Stuttgart, Germany--Although the speed, accuracy, and flexibility of conventional machine tools have improved over the years, the basic design remains unchanged--tool and workpiece are still constrained to move along linear axes. Now, this long-standing configuration has competition from hexapod (Greek, for six-footed) designs.
Instead of the usual linear axes, hexapods have six struts, arranged in pairs and comprising linear actuators. Since with the hexapod design the only forces on the machine's structure are tension and compression, it is less susceptible to bending than a conventional machine design.
At Stuttgart University's Institute for Machine Tools, researchers have patented a hexapod design which goes one step further to provide even better stiffness behavior. Although it looks complicated at first sight, the HEXACT simply inverts three struts. These react with the other three, pulling against each other so that the struts are always under tensile loading.
The level of prestressing, therefore, can be optimized to suit the machine. This configuration reduces play, backlash, and non-linearities in the system. The design is also more compact than the usual hexapod, and with the tool head held at both ends, head stability under high acceleration is improved.

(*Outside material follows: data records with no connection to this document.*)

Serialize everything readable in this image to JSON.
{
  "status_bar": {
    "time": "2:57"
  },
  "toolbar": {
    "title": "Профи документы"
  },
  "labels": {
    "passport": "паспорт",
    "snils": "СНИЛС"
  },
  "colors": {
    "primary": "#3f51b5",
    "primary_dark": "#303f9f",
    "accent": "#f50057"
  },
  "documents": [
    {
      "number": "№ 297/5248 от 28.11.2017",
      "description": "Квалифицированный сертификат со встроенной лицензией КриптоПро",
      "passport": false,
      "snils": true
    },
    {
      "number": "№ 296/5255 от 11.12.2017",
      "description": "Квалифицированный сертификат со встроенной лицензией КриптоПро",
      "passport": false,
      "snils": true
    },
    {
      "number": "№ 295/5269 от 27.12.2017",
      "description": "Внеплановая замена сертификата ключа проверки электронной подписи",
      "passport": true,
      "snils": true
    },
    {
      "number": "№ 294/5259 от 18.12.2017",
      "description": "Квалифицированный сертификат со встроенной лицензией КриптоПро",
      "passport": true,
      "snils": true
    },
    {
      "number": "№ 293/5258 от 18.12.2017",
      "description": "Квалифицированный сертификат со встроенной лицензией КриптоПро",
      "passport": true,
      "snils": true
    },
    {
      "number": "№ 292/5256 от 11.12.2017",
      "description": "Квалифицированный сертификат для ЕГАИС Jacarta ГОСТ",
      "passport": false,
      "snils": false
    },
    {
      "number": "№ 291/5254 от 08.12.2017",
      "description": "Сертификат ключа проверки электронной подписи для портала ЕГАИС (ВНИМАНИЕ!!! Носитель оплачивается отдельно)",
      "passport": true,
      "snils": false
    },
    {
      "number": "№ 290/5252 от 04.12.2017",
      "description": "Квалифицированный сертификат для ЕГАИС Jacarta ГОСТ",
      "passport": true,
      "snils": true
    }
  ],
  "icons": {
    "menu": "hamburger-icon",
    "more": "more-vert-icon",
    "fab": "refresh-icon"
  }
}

Because of the mutual prestressing effect in the struts, the axis drives are less prone to inaccuracies from thermal deformation. Better dynamic characteristics and more accurate path guidance result.

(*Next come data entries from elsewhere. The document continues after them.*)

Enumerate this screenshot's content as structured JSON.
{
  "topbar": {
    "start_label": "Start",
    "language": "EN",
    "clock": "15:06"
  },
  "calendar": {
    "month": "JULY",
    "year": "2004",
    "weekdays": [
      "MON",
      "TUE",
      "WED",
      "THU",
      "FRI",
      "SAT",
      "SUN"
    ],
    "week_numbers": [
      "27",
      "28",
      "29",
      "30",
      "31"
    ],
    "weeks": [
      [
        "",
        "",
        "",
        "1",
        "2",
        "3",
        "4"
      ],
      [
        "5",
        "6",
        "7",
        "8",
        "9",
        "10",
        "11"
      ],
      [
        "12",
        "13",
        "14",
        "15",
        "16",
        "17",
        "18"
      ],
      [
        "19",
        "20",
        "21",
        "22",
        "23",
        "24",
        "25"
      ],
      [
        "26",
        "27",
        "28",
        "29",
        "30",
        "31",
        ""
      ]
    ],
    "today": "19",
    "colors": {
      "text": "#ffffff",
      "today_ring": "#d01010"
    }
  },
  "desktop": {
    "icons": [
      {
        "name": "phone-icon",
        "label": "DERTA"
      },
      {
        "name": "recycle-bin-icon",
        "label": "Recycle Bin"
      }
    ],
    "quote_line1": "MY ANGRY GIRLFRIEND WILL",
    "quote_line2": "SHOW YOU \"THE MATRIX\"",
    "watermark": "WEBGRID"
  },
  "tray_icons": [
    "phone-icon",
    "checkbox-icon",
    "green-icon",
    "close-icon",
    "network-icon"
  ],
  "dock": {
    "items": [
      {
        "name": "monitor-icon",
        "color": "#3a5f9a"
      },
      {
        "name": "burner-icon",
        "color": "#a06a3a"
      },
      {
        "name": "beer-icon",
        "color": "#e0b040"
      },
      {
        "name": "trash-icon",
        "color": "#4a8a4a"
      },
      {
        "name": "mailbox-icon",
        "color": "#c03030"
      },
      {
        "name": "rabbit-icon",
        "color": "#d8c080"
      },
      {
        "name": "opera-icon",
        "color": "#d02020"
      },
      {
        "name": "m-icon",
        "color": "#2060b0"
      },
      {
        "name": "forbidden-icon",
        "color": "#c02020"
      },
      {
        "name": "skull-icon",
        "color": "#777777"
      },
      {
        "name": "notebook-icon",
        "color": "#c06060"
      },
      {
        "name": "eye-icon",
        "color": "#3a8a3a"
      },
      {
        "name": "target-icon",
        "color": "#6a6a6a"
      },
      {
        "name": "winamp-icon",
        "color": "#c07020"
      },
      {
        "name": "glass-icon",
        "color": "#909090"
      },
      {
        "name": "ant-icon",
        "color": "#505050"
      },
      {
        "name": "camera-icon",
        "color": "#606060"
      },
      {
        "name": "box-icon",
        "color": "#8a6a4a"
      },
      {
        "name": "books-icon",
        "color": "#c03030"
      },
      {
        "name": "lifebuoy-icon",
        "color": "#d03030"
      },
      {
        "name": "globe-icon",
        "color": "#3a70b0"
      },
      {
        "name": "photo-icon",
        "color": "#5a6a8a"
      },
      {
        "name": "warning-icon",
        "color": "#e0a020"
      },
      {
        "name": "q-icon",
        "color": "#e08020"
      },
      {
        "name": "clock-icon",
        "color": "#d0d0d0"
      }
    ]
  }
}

The HEXACT configuration enables five-axis machining of cubic parts, says institute professor Uwe Heisel. "HEXACT is very versatile. It can operate in both vertical and horizontal orientations and can be combined in multiple units." Apart from various types of machining operations, Heisel envisions robotic applications such as welding and assembly benefiting from this technology.